Dataset entries:
"""

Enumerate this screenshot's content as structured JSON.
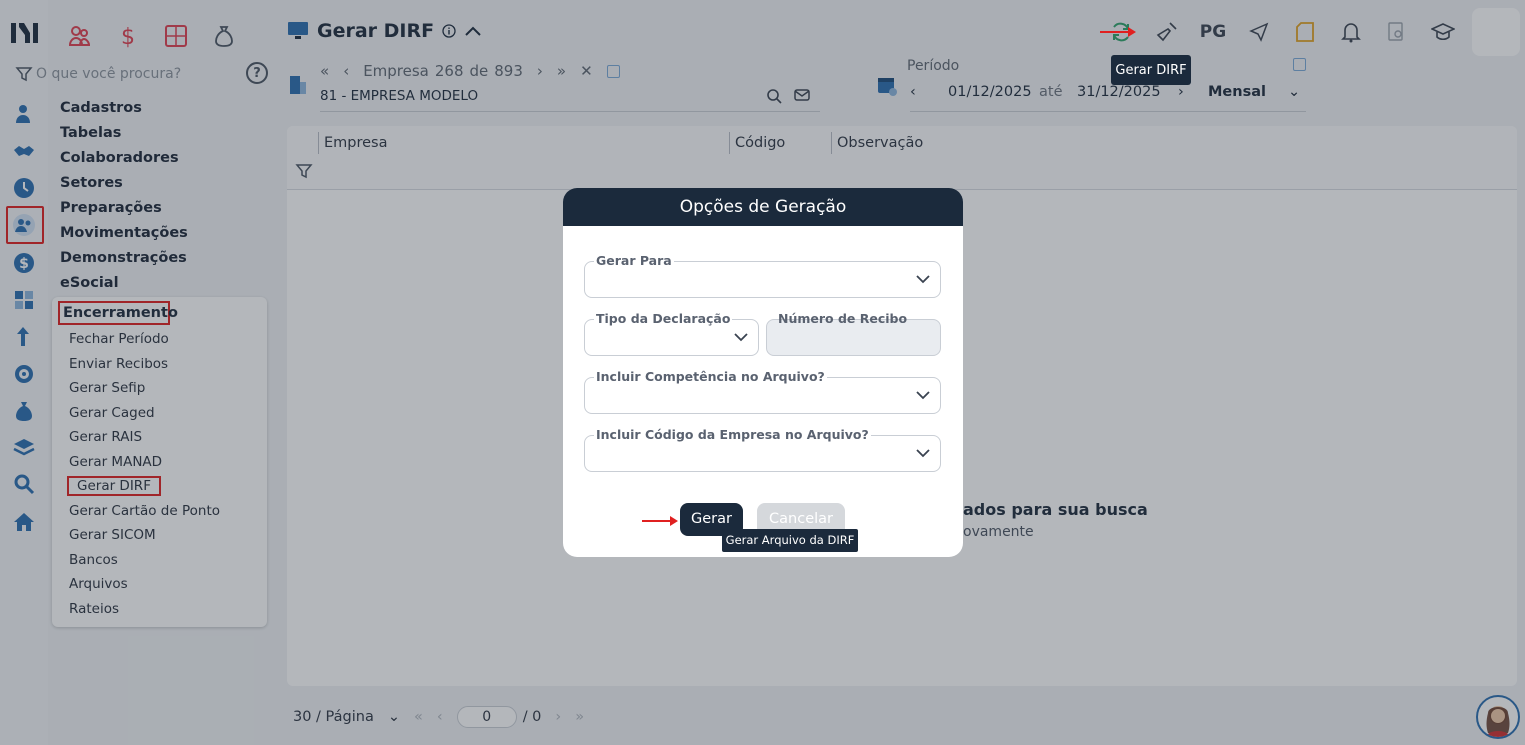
{
  "search": {
    "placeholder": "O que você procura?",
    "help": "?"
  },
  "menu": [
    "Cadastros",
    "Tabelas",
    "Colaboradores",
    "Setores",
    "Preparações",
    "Movimentações",
    "Demonstrações",
    "eSocial"
  ],
  "submenu": {
    "header": "Encerramento",
    "items": [
      "Fechar Período",
      "Enviar Recibos",
      "Gerar Sefip",
      "Gerar Caged",
      "Gerar RAIS",
      "Gerar MANAD",
      "Gerar DIRF",
      "Gerar Cartão de Ponto",
      "Gerar SICOM",
      "Bancos",
      "Arquivos",
      "Rateios"
    ]
  },
  "header": {
    "title": "Gerar DIRF"
  },
  "empresa": {
    "label": "Empresa",
    "current": "268",
    "of": "de",
    "total": "893",
    "name": "81 - EMPRESA MODELO"
  },
  "periodo": {
    "label": "Período",
    "start": "01/12/2025",
    "sep": "até",
    "end": "31/12/2025",
    "mode": "Mensal"
  },
  "toolbar": {
    "pg": "PG",
    "tooltip": "Gerar DIRF"
  },
  "table": {
    "columns": [
      "Empresa",
      "Código",
      "Observação"
    ],
    "empty_title": "ados para sua busca",
    "empty_sub": "ovamente"
  },
  "pager": {
    "per_page": "30 / Página",
    "page": "0",
    "total": "/ 0"
  },
  "modal": {
    "title": "Opções de Geração",
    "fields": {
      "gerar_para": "Gerar Para",
      "tipo": "Tipo da Declaração",
      "recibo": "Número de Recibo",
      "competencia": "Incluir Competência no Arquivo?",
      "codigo": "Incluir Código da Empresa no Arquivo?"
    },
    "gerar": "Gerar",
    "cancelar": "Cancelar",
    "tooltip": "Gerar Arquivo da DIRF"
  },
  "colors": {
    "dark": "#1b2a3c",
    "red": "#e02020",
    "accent_blue": "#2a6db0",
    "green": "#2fa36b"
  }
}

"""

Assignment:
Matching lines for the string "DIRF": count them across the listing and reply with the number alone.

Exercise response:
4